This page may contains affiliate links. Please read my disclosure for more info.
Atenas is one of those places which pops up in lists of most pleasant places to live. Mostly because it has such a kind climate, but also with it’s proximity to San Jose city and the airport and the coast in the other direction. It is pretty close to the airport – an hour or so away – so I picked it as our first port of call. A good place to acclimatise before heading south.
Our flight was delayed by a few hours, which was the start of a disastrous start to our Pura Vida. We flew in after dark, which is something I prefer not to do when going to a country for the first time. By this time the illness I’d suffered in Bogota had hit a peak and I just wanted to crawl into any available bed. We somehow missed all the official airport taxis and ended up agreeing to be picked up by some random bloke in a mini van. We never learn but the guy was possibly not legit taxi pickup but he was a tour guide and a nice guy who gave us lots of tips along the way and managed to get us to our accommodation in good time – and before I left this mortal coil for good.
I’d booked a b&b type place about 20 minutes walk to the city centre. I’d had alarm bells dinging for a while on the place as it had been tricky to get hold of them and the airport pickup they’d said they’d provide did not materialise.
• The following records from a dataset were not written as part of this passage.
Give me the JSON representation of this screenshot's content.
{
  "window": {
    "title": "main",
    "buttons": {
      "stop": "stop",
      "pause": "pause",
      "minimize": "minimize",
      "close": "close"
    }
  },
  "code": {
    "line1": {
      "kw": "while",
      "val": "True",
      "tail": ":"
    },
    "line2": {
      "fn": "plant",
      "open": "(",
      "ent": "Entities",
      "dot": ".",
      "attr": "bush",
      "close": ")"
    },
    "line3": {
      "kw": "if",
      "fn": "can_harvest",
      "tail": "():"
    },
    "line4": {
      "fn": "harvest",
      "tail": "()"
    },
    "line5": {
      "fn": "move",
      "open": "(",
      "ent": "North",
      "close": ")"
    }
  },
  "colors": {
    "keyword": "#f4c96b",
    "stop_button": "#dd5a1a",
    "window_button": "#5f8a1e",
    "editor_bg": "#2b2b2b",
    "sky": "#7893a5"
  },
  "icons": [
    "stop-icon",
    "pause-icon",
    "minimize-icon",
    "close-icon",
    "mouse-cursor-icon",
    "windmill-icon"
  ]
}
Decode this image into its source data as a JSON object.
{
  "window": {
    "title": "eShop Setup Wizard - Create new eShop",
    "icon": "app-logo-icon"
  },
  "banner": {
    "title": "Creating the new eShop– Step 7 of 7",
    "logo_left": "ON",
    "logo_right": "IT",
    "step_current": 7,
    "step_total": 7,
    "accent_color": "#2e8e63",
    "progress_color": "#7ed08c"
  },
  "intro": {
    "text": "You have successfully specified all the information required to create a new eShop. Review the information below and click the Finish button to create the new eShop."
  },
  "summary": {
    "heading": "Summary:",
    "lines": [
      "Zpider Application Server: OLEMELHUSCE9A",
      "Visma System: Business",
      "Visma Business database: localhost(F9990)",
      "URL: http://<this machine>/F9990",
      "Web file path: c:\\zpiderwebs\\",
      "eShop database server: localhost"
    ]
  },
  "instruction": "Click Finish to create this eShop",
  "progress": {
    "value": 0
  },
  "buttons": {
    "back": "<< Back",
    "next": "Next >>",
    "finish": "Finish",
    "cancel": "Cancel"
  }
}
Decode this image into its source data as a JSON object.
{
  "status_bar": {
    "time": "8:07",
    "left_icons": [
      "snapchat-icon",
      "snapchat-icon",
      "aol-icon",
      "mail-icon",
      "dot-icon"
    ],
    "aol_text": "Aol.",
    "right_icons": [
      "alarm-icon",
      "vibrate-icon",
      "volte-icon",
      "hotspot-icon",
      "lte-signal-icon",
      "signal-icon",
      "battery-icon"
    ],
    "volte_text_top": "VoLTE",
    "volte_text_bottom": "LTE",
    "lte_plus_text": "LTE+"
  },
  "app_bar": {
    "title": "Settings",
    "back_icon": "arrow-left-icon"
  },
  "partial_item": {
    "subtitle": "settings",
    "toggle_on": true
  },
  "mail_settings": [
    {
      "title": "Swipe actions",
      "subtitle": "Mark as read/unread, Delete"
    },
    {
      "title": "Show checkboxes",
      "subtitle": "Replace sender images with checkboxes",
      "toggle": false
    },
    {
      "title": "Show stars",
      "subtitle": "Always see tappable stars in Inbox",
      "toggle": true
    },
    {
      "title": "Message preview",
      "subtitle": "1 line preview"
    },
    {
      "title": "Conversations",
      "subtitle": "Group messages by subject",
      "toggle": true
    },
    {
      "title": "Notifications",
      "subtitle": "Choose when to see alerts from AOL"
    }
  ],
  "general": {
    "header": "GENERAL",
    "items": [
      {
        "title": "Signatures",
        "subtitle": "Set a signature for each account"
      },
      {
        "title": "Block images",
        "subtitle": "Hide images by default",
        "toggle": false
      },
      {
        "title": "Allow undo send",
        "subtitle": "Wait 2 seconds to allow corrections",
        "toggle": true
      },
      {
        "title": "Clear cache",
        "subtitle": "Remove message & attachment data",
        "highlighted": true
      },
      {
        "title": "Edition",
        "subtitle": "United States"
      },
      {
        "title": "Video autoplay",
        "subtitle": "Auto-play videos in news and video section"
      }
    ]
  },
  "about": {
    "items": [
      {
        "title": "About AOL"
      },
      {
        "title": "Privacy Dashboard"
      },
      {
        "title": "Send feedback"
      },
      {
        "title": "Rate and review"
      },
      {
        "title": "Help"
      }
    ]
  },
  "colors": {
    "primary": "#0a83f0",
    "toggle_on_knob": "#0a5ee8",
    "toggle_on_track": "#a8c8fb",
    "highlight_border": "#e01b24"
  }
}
Upon turning up, we were at first a bit concerned by the location as the drive had been super hilly. Totally my fault. That 20-minute walk, when dealing with these hilly roads, is a totally different ballgame. Not the first time on this trip that I’d make that mistake. There was a cafe and a shop nearby but rarely open and sold no fresh stuff. Mark discovered this when we went out in the dark after we’d arrived, in search of beer and failed. It was a very brief conversation with our host and the room was pretty sparse but it was somewhere for me to collapse in so I was happy. In the morning, we discovered the promised ‘included breakfast’ did not exist. Not ideal when you’re somewhere without great access to things. She said she’d told booking.com but there was nothing we could do about it essentially. She kindly gave us a lift into town, telling us her life story with startling details we really didn’t need to know. We began to realise that she and her husband were selling the house, she couldn’t wait to leave and she was not a happy host while her husband was away. The town centre was quiet at 11 am and later we realised that Atenas is pretty much like that a lot of the time. A very sleepy little town. Everything you need, but not a lot going on at all. The supermarket in town was pretty basic but did the job and a taxi back from town (if you can find one) is cheap in Atenas, making it a good option. With enough food to get by for a couple of days, we made the accommodation our little haven. The only kitchen available was the outdoor one which was pretty gross, I think they’d totally given up the ghost with the concept of hosting, but we made do. The outdoor space was, however atypical of Costa Rican houses and it was a fantastic place to chill out. We found an old Scrabble board, sat around and read and despite the weirdness of it all (don’t get me started on the guard dog she let out for hours at a time which she said was friendly but not to touch it!), we had a relaxed time in our few days here.
It was the first time I saw the sawing Cara Caras birds (a vulture like bird you see all over Costa Rica). It was the first time we heard the noise of the Costa Rican bushes – invisible insects making BIG noise.
Our experiences in Atenas were interesting, if not mind-blowing. The walk in wasn’t so bad, as the climate was fairly mild and we could then get a taxi back. Foodwise, we didn’t experiment much. We ate at one cafe while there which was an adorable place called El Fogón Campesino. Our first taste of how good Costa Rican food can be.
We also got a Chinese takeout, which was pretty basic. There was a chilled out place we grabbed a few drinks but never got the opportunity to eat at – Pizza Finca. Wish we’d found it earlier. All in all, I would definitely say that Atenas is somewhere you should have your own transport. I think there are things to see in the surrounding area and as it’s hilly without always having pavements outside the centre, it would be safer and easier. It’s not really a tourist destination but a pleasant enough place to be.
I had intended for us to get a public bus down to our next port of call at Manuel Antonio, but I was still not feeling too good so in the end we threw money at it and got a local guide to drive us down. Another mini van journey, which I like as you have a nice high sitting position to see the country passing by.